Exercise description:
Across the material below, say how many lines contain the string "structure", and add no other words.
==============================
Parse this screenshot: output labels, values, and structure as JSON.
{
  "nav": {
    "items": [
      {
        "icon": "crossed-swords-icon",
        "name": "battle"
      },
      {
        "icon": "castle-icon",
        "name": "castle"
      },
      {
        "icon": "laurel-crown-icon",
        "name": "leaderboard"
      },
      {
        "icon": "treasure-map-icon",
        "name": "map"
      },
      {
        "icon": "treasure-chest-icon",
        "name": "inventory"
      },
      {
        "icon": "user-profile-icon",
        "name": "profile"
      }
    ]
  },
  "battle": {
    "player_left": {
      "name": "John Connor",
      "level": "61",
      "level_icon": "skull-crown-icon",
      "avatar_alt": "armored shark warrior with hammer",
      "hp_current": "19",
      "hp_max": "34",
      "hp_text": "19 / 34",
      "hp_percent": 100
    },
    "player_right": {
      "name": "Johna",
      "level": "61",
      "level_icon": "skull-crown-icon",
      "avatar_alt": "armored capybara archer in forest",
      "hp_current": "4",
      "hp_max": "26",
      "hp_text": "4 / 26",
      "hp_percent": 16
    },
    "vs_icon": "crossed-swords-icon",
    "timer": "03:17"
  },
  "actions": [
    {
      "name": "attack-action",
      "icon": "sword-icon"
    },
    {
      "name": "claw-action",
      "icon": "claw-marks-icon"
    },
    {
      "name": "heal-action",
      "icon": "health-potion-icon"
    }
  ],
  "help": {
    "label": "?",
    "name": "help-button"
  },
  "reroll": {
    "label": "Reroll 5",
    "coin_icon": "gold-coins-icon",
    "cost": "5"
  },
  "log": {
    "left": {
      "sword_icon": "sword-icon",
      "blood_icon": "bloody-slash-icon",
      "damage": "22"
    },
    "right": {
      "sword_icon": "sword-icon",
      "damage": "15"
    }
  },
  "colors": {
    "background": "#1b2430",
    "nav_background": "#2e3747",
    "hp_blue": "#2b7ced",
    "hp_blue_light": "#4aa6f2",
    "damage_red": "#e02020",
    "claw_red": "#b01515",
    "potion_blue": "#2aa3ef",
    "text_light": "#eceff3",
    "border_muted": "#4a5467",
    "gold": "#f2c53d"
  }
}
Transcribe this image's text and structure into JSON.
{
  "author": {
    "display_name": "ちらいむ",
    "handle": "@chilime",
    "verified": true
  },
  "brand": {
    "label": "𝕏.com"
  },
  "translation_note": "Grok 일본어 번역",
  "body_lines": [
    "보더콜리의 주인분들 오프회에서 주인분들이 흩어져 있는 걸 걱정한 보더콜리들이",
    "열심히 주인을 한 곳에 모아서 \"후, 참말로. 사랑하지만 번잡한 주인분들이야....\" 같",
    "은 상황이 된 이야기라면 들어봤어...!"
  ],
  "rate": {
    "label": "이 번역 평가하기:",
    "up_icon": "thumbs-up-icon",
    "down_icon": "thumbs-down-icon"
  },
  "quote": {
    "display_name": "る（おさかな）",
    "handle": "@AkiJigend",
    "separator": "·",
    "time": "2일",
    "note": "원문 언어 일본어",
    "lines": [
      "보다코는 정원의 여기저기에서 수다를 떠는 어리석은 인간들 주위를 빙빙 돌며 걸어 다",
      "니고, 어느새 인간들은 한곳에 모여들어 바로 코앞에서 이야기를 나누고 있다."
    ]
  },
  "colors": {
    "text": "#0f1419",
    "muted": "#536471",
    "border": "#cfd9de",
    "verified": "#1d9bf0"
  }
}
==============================
Response to the task:
2